The national tragedy that was the Civil War began in April of 1860 and did not cease until April of 1865. Every state in the Union committed troops to the fight and became a prelude to the Industrial Age military war machines that dominated the battlefields of Europe. For Chester, New Jersey, however, the first shot on Fort Sumter began a boom time that it had never experienced before or since.
Chester, like most of Northern New Jersey, was blessed with an abundance of iron beneath the soil. As the demand for cannonballs, mortar shells and other weapons of war increased, Chester joined the mines of New Jersey and those in Ohio in arming the Union army. As iron production increased in the mines the small mountain town grew into the vibrant municipality we know today.
This web site will aim to study Chester’s mining industry during the Civil War. We will seek to understand how the development of the mining industry, who worked in the mines and cannonball factories, quantify the amount of ammunition produced by the Chester mines and explore the social aspects of the town during it’s boom times.
New Jersey is not often thought of when the issue of ammunition production during the Civil War is raised. Often the more famous ironworks in Pennsylvania and Ohio come to mind despite Northern New Jersey’s rich mining history.
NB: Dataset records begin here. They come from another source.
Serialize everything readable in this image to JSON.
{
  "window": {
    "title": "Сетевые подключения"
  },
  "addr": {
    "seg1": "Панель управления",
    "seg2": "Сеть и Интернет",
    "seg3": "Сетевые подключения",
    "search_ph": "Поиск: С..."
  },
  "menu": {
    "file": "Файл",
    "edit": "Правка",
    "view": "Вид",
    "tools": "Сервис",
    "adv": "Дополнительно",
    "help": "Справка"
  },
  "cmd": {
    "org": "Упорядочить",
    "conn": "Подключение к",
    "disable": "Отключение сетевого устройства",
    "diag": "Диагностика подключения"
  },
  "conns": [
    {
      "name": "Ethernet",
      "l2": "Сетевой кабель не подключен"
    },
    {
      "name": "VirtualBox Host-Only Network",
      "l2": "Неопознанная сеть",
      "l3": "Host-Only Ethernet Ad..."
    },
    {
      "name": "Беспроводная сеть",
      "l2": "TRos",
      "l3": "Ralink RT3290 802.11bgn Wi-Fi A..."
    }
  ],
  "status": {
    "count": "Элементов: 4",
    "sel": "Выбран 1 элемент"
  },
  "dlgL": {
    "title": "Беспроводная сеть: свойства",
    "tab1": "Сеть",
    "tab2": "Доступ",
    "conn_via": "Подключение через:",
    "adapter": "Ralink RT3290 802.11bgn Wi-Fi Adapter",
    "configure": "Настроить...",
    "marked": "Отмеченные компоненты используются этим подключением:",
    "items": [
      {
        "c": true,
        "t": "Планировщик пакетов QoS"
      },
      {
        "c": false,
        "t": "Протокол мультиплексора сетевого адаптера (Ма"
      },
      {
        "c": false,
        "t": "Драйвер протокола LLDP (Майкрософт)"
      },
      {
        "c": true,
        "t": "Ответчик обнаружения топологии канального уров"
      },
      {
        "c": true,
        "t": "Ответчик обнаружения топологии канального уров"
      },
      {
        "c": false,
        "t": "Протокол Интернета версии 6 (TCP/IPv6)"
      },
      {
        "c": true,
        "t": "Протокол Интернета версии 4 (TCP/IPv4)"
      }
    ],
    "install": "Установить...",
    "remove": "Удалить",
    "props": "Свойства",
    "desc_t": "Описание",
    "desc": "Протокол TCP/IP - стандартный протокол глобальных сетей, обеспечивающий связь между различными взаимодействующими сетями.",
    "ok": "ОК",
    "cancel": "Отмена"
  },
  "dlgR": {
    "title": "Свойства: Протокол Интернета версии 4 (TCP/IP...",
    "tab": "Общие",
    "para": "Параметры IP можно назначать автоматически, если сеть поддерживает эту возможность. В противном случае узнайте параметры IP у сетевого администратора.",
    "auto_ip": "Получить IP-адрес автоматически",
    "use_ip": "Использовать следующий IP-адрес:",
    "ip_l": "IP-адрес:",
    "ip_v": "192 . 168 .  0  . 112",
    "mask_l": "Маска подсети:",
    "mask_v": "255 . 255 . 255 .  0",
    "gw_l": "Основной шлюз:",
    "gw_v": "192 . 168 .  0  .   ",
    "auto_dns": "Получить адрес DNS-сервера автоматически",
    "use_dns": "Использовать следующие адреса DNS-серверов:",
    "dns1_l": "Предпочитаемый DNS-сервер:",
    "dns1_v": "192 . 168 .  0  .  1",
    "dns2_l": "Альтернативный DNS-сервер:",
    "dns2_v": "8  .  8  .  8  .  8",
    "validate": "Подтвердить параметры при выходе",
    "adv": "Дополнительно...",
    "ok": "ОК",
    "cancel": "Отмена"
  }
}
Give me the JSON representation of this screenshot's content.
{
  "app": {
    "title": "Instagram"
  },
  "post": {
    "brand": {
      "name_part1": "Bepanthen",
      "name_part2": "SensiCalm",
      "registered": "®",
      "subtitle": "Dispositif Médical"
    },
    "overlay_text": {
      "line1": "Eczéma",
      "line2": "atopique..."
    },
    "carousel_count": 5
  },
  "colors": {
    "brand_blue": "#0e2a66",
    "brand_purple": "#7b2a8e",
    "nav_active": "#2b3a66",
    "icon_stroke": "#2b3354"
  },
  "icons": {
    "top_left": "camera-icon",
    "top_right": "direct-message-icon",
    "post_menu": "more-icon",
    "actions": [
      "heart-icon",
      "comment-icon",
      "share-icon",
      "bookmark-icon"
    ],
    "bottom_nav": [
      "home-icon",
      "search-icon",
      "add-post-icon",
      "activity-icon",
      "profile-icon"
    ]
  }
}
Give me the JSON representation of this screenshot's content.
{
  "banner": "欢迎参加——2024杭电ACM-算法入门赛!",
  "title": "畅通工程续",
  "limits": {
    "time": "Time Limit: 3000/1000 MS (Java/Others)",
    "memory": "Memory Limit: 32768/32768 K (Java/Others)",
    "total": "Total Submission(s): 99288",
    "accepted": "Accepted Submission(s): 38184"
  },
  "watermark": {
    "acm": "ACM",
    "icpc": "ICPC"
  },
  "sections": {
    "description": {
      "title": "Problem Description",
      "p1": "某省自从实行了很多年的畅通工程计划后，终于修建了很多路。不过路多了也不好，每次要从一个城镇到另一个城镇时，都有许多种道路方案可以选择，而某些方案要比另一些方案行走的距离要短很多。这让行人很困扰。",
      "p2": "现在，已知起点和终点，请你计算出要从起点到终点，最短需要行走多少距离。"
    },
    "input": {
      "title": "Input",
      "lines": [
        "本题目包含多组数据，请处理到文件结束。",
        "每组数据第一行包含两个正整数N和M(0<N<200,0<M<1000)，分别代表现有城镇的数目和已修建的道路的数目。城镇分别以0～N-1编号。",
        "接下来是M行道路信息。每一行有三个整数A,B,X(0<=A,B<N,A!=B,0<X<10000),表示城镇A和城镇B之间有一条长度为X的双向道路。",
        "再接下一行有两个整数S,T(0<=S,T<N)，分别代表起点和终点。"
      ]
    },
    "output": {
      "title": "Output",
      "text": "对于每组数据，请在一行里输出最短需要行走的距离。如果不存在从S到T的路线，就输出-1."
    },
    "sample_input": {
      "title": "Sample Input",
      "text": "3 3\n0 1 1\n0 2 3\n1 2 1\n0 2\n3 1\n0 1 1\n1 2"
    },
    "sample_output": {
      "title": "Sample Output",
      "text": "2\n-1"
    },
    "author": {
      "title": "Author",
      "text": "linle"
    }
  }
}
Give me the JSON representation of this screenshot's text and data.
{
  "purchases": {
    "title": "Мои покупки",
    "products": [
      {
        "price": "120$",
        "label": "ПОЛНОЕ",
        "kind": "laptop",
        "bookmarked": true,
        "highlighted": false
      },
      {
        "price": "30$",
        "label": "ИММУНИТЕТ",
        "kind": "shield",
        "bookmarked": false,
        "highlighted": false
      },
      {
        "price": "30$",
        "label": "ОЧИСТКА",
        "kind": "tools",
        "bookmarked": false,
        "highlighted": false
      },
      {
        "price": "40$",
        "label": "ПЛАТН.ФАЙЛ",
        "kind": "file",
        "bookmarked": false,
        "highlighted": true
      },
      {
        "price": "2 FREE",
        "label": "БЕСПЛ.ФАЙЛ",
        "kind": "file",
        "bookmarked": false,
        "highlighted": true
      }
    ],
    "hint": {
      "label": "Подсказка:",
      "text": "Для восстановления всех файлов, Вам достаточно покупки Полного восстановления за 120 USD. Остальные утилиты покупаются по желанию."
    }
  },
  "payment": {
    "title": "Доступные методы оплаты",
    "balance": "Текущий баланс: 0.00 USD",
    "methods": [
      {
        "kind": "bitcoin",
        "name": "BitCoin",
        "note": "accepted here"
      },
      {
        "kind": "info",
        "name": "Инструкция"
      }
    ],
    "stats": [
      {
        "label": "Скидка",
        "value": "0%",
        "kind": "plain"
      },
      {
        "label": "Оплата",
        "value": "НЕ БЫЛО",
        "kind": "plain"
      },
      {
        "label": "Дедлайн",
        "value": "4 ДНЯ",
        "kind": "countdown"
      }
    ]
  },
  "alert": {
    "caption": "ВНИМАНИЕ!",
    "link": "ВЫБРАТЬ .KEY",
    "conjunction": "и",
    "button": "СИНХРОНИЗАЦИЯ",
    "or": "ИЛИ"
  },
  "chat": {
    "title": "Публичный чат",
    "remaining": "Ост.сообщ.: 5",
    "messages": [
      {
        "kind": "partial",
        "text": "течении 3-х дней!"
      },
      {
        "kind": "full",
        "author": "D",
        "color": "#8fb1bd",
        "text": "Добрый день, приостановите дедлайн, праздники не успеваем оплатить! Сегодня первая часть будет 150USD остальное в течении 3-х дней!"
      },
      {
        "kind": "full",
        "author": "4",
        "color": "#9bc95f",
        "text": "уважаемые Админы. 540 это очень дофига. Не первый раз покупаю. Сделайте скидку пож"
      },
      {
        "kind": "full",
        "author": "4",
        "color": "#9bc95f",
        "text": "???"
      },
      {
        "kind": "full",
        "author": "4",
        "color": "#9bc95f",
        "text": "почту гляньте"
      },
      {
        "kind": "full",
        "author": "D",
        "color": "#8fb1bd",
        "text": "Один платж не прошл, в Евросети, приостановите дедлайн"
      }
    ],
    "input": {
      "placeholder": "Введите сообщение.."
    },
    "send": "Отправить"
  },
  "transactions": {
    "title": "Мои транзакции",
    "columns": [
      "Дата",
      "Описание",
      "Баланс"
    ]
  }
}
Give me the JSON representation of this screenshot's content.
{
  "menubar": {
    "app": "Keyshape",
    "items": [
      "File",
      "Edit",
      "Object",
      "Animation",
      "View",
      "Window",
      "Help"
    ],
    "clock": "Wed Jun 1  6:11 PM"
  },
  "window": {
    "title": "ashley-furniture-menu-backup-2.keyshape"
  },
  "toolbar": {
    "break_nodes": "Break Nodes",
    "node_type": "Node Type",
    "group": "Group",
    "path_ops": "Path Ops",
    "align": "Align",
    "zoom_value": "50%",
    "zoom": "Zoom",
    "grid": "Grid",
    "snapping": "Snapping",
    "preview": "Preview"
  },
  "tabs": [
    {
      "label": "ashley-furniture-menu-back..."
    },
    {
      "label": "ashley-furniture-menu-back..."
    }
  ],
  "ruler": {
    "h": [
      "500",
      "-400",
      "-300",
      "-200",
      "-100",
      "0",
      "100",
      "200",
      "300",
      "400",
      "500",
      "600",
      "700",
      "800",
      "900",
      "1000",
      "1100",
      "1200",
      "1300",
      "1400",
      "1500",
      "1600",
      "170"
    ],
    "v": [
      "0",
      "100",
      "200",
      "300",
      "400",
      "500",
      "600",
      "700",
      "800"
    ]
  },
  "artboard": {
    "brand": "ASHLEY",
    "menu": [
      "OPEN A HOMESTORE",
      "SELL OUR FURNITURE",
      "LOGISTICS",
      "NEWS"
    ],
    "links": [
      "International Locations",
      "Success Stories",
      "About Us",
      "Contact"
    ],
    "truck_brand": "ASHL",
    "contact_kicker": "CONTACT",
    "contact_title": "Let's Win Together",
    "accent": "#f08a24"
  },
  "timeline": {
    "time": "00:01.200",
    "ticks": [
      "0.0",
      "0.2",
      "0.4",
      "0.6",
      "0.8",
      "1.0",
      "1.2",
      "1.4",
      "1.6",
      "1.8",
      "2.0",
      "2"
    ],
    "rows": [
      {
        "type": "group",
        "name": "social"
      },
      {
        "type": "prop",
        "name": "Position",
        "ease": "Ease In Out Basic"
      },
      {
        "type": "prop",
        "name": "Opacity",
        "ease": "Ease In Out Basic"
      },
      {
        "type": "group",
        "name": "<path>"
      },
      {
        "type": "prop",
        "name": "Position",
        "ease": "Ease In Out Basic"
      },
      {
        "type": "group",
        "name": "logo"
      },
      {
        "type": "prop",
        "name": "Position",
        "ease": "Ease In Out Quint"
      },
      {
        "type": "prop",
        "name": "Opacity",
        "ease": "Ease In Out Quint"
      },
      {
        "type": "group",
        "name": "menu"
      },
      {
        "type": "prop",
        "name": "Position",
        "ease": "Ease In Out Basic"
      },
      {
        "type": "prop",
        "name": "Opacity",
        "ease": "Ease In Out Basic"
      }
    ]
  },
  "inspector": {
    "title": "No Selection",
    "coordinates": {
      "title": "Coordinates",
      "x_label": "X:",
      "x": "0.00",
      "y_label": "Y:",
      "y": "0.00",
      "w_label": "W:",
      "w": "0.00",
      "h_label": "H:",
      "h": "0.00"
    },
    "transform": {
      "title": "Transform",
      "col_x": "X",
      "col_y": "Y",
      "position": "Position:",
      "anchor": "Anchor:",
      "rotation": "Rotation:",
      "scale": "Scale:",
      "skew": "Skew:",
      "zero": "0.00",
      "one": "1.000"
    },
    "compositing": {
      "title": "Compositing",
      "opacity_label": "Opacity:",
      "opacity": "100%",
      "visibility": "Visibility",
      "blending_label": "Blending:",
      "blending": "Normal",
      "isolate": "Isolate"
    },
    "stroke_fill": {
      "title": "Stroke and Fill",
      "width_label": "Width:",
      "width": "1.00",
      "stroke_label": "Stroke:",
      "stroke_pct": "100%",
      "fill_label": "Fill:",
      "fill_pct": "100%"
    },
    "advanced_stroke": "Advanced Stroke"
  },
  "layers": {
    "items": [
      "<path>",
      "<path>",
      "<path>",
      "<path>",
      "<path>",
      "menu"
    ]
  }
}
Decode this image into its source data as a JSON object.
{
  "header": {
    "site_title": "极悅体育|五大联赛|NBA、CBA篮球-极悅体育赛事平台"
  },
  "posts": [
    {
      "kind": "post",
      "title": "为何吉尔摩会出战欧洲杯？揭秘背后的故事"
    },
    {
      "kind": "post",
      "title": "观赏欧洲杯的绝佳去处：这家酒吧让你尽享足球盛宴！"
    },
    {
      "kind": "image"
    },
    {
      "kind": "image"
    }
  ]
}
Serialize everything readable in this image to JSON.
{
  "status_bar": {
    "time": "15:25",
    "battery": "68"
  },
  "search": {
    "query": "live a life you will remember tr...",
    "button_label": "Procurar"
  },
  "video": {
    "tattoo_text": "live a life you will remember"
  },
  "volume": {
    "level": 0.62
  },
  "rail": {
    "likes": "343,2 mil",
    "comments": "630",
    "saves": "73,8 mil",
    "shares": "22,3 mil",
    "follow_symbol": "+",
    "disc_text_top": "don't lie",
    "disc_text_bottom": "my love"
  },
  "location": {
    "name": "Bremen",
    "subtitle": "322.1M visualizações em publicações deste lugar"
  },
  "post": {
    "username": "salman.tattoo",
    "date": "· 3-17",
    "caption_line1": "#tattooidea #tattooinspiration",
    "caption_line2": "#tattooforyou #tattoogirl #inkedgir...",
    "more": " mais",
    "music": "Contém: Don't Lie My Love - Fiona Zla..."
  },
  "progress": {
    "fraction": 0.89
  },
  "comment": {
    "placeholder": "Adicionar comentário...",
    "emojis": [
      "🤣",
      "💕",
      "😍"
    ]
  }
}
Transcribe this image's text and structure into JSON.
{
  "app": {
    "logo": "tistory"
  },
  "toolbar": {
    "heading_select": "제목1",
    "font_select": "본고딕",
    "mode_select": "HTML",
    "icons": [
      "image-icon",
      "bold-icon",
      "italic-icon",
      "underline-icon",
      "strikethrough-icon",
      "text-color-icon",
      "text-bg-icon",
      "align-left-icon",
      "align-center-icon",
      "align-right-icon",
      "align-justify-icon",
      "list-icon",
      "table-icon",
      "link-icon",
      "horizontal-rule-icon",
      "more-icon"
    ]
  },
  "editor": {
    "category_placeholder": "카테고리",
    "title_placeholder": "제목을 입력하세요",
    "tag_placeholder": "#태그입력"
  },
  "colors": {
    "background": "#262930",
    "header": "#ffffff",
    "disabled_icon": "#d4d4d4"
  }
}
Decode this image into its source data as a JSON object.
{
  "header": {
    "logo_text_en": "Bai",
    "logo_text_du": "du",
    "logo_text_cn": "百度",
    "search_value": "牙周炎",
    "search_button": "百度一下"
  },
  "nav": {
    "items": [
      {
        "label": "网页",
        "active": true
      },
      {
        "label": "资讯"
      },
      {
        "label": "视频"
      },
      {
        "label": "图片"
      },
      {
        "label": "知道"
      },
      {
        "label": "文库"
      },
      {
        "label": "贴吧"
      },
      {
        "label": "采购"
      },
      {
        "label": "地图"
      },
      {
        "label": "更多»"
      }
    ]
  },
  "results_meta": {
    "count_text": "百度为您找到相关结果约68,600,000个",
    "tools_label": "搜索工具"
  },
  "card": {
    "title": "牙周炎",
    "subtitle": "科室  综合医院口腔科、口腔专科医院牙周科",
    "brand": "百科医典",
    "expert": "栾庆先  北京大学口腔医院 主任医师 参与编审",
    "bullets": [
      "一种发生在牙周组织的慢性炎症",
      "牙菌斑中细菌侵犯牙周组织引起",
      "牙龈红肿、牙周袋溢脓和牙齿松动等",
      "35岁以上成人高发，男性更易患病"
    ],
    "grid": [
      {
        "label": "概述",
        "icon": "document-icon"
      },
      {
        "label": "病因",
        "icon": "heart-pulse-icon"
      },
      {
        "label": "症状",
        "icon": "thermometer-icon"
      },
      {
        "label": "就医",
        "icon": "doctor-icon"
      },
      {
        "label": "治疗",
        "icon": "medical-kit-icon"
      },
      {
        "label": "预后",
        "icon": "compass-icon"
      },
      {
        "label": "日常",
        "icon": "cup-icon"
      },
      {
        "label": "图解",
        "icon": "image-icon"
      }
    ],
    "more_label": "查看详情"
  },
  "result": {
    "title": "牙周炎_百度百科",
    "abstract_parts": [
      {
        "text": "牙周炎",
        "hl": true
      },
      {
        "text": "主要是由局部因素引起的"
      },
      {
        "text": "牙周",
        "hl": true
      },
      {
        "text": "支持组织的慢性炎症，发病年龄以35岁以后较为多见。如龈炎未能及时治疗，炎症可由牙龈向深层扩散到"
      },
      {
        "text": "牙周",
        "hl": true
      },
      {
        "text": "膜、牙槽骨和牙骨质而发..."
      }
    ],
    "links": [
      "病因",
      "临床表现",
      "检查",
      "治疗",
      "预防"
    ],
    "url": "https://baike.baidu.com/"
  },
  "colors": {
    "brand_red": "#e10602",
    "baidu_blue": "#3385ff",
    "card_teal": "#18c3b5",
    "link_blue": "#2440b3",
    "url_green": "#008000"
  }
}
Through careful research and firsthand local knowledge, we can now attempt to establish Chester’s place in this important aspect of US Military History.